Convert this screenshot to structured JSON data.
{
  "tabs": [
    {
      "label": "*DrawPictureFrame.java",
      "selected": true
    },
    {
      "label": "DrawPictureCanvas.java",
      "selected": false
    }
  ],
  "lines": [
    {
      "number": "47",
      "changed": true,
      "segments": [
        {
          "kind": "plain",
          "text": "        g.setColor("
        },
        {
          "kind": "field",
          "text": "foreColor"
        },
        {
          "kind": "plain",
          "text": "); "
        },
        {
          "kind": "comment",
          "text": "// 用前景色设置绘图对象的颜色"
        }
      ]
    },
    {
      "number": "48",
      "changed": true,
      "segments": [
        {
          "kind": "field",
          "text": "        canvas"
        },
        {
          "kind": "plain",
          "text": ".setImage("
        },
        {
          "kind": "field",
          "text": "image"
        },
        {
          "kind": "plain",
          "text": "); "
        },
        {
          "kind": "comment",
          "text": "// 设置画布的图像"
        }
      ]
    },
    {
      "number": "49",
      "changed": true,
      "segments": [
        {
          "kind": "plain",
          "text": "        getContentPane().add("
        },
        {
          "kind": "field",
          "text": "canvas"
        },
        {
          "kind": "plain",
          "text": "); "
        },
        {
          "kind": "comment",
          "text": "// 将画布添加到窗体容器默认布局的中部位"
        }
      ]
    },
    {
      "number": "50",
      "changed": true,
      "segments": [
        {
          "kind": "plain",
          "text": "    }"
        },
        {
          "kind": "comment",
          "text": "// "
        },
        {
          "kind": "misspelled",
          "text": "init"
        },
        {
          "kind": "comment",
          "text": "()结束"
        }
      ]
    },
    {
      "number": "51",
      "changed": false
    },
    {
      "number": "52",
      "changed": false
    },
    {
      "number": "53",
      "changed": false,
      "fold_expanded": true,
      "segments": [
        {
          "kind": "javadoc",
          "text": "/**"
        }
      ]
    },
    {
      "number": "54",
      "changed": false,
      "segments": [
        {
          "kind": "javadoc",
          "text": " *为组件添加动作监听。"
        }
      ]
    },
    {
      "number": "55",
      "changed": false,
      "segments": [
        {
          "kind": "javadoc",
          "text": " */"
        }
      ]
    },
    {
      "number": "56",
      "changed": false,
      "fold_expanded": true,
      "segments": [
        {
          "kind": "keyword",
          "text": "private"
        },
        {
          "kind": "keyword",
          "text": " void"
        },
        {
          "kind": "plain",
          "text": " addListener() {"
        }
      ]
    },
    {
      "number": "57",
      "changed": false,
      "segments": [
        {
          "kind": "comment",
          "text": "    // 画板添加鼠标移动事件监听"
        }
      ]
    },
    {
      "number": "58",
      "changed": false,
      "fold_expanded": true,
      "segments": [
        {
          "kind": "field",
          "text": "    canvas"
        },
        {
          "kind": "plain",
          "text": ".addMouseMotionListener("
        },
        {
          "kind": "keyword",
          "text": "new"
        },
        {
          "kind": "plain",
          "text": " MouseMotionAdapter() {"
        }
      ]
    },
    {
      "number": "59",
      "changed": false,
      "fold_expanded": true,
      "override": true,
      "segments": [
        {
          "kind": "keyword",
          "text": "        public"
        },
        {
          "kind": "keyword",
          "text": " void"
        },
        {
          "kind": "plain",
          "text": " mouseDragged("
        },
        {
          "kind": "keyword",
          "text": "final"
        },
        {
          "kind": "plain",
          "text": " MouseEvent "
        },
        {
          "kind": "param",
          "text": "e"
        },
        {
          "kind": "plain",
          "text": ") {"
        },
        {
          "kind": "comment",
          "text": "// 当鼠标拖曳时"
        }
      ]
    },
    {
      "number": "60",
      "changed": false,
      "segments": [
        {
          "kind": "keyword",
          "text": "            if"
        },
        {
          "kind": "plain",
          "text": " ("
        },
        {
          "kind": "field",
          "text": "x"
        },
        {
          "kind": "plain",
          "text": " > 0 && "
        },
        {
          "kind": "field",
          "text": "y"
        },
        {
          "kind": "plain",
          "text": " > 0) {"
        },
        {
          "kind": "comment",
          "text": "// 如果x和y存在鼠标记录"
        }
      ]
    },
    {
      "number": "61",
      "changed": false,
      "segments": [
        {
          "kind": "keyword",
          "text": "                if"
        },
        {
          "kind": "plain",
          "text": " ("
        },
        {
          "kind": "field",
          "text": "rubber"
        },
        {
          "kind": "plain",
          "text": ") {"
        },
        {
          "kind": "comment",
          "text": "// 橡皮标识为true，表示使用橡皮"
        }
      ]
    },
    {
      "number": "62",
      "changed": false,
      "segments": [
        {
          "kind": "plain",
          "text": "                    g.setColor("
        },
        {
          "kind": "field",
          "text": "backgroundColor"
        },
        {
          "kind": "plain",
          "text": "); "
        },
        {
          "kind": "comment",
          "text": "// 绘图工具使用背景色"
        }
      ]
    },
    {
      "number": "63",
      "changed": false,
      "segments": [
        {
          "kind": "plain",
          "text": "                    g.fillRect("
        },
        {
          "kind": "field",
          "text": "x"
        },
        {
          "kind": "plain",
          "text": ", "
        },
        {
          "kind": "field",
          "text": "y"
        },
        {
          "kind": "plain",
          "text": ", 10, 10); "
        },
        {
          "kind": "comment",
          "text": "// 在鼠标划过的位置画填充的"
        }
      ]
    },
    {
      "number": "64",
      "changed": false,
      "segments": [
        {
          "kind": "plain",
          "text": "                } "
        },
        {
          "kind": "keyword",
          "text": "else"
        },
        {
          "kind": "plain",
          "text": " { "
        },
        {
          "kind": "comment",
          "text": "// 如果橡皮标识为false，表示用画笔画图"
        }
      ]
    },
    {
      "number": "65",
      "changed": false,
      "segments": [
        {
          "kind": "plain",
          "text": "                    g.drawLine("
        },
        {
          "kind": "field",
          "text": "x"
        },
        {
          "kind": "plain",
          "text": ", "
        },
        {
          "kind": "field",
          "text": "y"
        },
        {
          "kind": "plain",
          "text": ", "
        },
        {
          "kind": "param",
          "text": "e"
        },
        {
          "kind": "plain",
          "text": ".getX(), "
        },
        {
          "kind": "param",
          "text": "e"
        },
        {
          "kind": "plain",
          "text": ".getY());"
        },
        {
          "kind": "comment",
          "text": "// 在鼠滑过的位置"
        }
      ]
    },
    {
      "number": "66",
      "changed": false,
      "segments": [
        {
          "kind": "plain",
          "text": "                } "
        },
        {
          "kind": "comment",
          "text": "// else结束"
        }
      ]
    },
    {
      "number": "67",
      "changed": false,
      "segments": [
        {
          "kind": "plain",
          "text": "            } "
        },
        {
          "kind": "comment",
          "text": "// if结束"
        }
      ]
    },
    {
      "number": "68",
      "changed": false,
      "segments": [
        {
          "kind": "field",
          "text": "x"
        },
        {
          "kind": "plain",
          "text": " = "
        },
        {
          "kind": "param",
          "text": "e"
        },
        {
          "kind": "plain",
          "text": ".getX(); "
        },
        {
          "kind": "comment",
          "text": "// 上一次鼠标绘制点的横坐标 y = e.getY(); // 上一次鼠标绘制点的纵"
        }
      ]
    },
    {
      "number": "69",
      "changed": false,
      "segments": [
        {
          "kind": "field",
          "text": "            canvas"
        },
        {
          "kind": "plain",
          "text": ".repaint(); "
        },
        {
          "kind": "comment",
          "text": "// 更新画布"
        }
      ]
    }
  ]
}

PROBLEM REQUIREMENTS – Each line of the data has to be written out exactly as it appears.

TASK SOLUTION –
Convert this screenshot to structured JSON data.
{
  "tabs": [
    {
      "label": "*DrawPictureFrame.java",
      "selected": true
    },
    {
      "label": "DrawPictureCanvas.java",
      "selected": false
    }
  ],
  "lines": [
    {
      "number": "47",
      "changed": true,
      "segments": [
        {
          "kind": "plain",
          "text": "        g.setColor("
        },
        {
          "kind": "field",
          "text": "foreColor"
        },
        {
          "kind": "plain",
          "text": "); "
        },
        {
          "kind": "comment",
          "text": "// 用前景色设置绘图对象的颜色"
        }
      ]
    },
    {
      "number": "48",
      "changed": true,
      "segments": [
        {
          "kind": "field",
          "text": "        canvas"
        },
        {
          "kind": "plain",
          "text": ".setImage("
        },
        {
          "kind": "field",
          "text": "image"
        },
        {
          "kind": "plain",
          "text": "); "
        },
        {
          "kind": "comment",
          "text": "// 设置画布的图像"
        }
      ]
    },
    {
      "number": "49",
      "changed": true,
      "segments": [
        {
          "kind": "plain",
          "text": "        getContentPane().add("
        },
        {
          "kind": "field",
          "text": "canvas"
        },
        {
          "kind": "plain",
          "text": "); "
        },
        {
          "kind": "comment",
          "text": "// 将画布添加到窗体容器默认布局的中部位"
        }
      ]
    },
    {
      "number": "50",
      "changed": true,
      "segments": [
        {
          "kind": "plain",
          "text": "    }"
        },
        {
          "kind": "comment",
          "text": "// "
        },
        {
          "kind": "misspelled",
          "text": "init"
        },
        {
          "kind": "comment",
          "text": "()结束"
        }
      ]
    },
    {
      "number": "51",
      "changed": false
    },
    {
      "number": "52",
      "changed": false
    },
    {
      "number": "53",
      "changed": false,
      "fold_expanded": true,
      "segments": [
        {
          "kind": "javadoc",
          "text": "/**"
        }
      ]
    },
    {
      "number": "54",
      "changed": false,
      "segments": [
        {
          "kind": "javadoc",
          "text": " *为组件添加动作监听。"
        }
      ]
    },
    {
      "number": "55",
      "changed": false,
      "segments": [
        {
          "kind": "javadoc",
          "text": " */"
        }
      ]
    },
    {
      "number": "56",
      "changed": false,
      "fold_expanded": true,
      "segments": [
        {
          "kind": "keyword",
          "text": "private"
        },
        {
          "kind": "keyword",
          "text": " void"
        },
        {
          "kind": "plain",
          "text": " addListener() {"
        }
      ]
    },
    {
      "number": "57",
      "changed": false,
      "segments": [
        {
          "kind": "comment",
          "text": "    // 画板添加鼠标移动事件监听"
        }
      ]
    },
    {
      "number": "58",
      "changed": false,
      "fold_expanded": true,
      "segments": [
        {
          "kind": "field",
          "text": "    canvas"
        },
        {
          "kind": "plain",
          "text": ".addMouseMotionListener("
        },
        {
          "kind": "keyword",
          "text": "new"
        },
        {
          "kind": "plain",
          "text": " MouseMotionAdapter() {"
        }
      ]
    },
    {
      "number": "59",
      "changed": false,
      "fold_expanded": true,
      "override": true,
      "segments": [
        {
          "kind": "keyword",
          "text": "        public"
        },
        {
          "kind": "keyword",
          "text": " void"
        },
        {
          "kind": "plain",
          "text": " mouseDragged("
        },
        {
          "kind": "keyword",
          "text": "final"
        },
        {
          "kind": "plain",
          "text": " MouseEvent "
        },
        {
          "kind": "param",
          "text": "e"
        },
        {
          "kind": "plain",
          "text": ") {"
        },
        {
          "kind": "comment",
          "text": "// 当鼠标拖曳时"
        }
      ]
    },
    {
      "number": "60",
      "changed": false,
      "segments": [
        {
          "kind": "keyword",
          "text": "            if"
        },
        {
          "kind": "plain",
          "text": " ("
        },
        {
          "kind": "field",
          "text": "x"
        },
        {
          "kind": "plain",
          "text": " > 0 && "
        },
        {
          "kind": "field",
          "text": "y"
        },
        {
          "kind": "plain",
          "text": " > 0) {"
        },
        {
          "kind": "comment",
          "text": "// 如果x和y存在鼠标记录"
        }
      ]
    },
    {
      "number": "61",
      "changed": false,
      "segments": [
        {
          "kind": "keyword",
          "text": "                if"
        },
        {
          "kind": "plain",
          "text": " ("
        },
        {
          "kind": "field",
          "text": "rubber"
        },
        {
          "kind": "plain",
          "text": ") {"
        },
        {
          "kind": "comment",
          "text": "// 橡皮标识为true，表示使用橡皮"
        }
      ]
    },
    {
      "number": "62",
      "changed": false,
      "segments": [
        {
          "kind": "plain",
          "text": "                    g.setColor("
        },
        {
          "kind": "field",
          "text": "backgroundColor"
        },
        {
          "kind": "plain",
          "text": "); "
        },
        {
          "kind": "comment",
          "text": "// 绘图工具使用背景色"
        }
      ]
    },
    {
      "number": "63",
      "changed": false,
      "segments": [
        {
          "kind": "plain",
          "text": "                    g.fillRect("
        },
        {
          "kind": "field",
          "text": "x"
        },
        {
          "kind": "plain",
          "text": ", "
        },
        {
          "kind": "field",
          "text": "y"
        },
        {
          "kind": "plain",
          "text": ", 10, 10); "
        },
        {
          "kind": "comment",
          "text": "// 在鼠标划过的位置画填充的"
        }
      ]
    },
    {
      "number": "64",
      "changed": false,
      "segments": [
        {
          "kind": "plain",
          "text": "                } "
        },
        {
          "kind": "keyword",
          "text": "else"
        },
        {
          "kind": "plain",
          "text": " { "
        },
        {
          "kind": "comment",
          "text": "// 如果橡皮标识为false，表示用画笔画图"
        }
      ]
    },
    {
      "number": "65",
      "changed": false,
      "segments": [
        {
          "kind": "plain",
          "text": "                    g.drawLine("
        },
        {
          "kind": "field",
          "text": "x"
        },
        {
          "kind": "plain",
          "text": ", "
        },
        {
          "kind": "field",
          "text": "y"
        },
        {
          "kind": "plain",
          "text": ", "
        },
        {
          "kind": "param",
          "text": "e"
        },
        {
          "kind": "plain",
          "text": ".getX(), "
        },
        {
          "kind": "param",
          "text": "e"
        },
        {
          "kind": "plain",
          "text": ".getY());"
        },
        {
          "kind": "comment",
          "text": "// 在鼠滑过的位置"
        }
      ]
    },
    {
      "number": "66",
      "changed": false,
      "segments": [
        {
          "kind": "plain",
          "text": "                } "
        },
        {
          "kind": "comment",
          "text": "// else结束"
        }
      ]
    },
    {
      "number": "67",
      "changed": false,
      "segments": [
        {
          "kind": "plain",
          "text": "            } "
        },
        {
          "kind": "comment",
          "text": "// if结束"
        }
      ]
    },
    {
      "number": "68",
      "changed": false,
      "segments": [
        {
          "kind": "field",
          "text": "x"
        },
        {
          "kind": "plain",
          "text": " = "
        },
        {
          "kind": "param",
          "text": "e"
        },
        {
          "kind": "plain",
          "text": ".getX(); "
        },
        {
          "kind": "comment",
          "text": "// 上一次鼠标绘制点的横坐标 y = e.getY(); // 上一次鼠标绘制点的纵"
        }
      ]
    },
    {
      "number": "69",
      "changed": false,
      "segments": [
        {
          "kind": "field",
          "text": "            canvas"
        },
        {
          "kind": "plain",
          "text": ".repaint(); "
        },
        {
          "kind": "comment",
          "text": "// 更新画布"
        }
      ]
    }
  ]
}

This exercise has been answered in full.